In these projects, you’ll finally really get to dive into ActiveRecord’s associations, one of the best features it offers. The tutorial chapter will have you creating microposts for your users and the other project will give you a chance to add some more interesting associations to your previous work.
Lay out the data architecture you’d need to implement to build the following scenarios:
This chapter of the tutorial begins the conceptual heavy lifting. For beginners trying to plough through the tutorial, this is usually the beginning of the “I’m doing it but not understanding it” phase. Luckily, you’ve already learned everything that will be covered in the tutorial and this should be a great chance to see it in action as part of a real website.
The basic gist of it is that, to have a microposting site like Twitter, you’ve got to actually have microposts.
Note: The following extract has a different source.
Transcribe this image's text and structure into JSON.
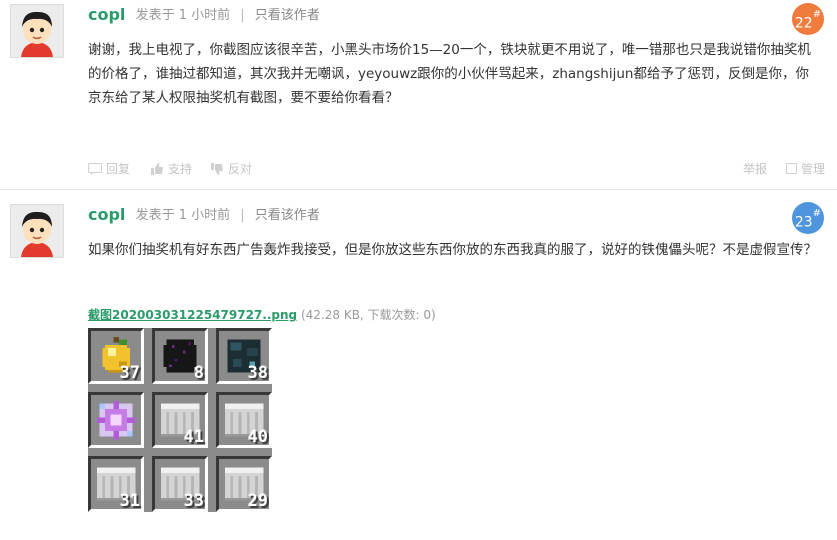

Users create microposts, so you can surely expect that a User will
has_many microposts. With the association done, the rest is really just about setting up the correct views to display the microposts.
As with the previous chapter, just make sure you’re writing the test specs in the correct files and stick with it. There’s a lot of ground to cover but, again, the conceptual hurdles should be well within reach at this point.
You want to build a site similar to a private Eventbrite which allows users to create events and then manage user signups. Users can create events and send invitations and parties (sound familiar?). Events take place at a specific date and at a location (which you can just store as a string, like “Andy’s House”).
A user can create events. A user can attend many events. An event can be attended by many users. This will require you to model many-to-many relationships and also to be very conscious about your foreign keys and class names (hint: you won’t be able to just rely on Rails’ defaults like you have before).
We’ve gotten quite far here, so these tasks will only lay out the high level overview of what you’re meant to build. You’ll need to implement the details yourself. As usual, it’s not meant to look pretty, just work. Design is all extra credit.
#showactions. You’ll need to make a form where you can sign up a new user and a simple
#showpage. You should be getting better and faster at this type of vanilla controller/form/view building.
sessionhash or the
cookieshash and retrieve it when necessary. It may be helpful to always display the name of the “signed in” user at the top.
#createaction should use the
#buildmethod of the association to create the new event with the user’s ID prepopulated. You could easily also just use Event’s
::newmethod and manually enter the ID but… don’t.
@upcoming_events = current_user.upcoming_eventsand
@prev_events = current_user.previous_events. You’ll get some practice with working with dates as well as building some queries.
Send us your solution so we can show others! Submit a link to the Github repo with your files in it here using any of the methods listed on the contributing page. Please include your partner’s github handle somewhere in the description if they would like attribution.
This section contains helpful links to other content. It isn’t required, so consider it supplemental for if you need to dive deeper into something.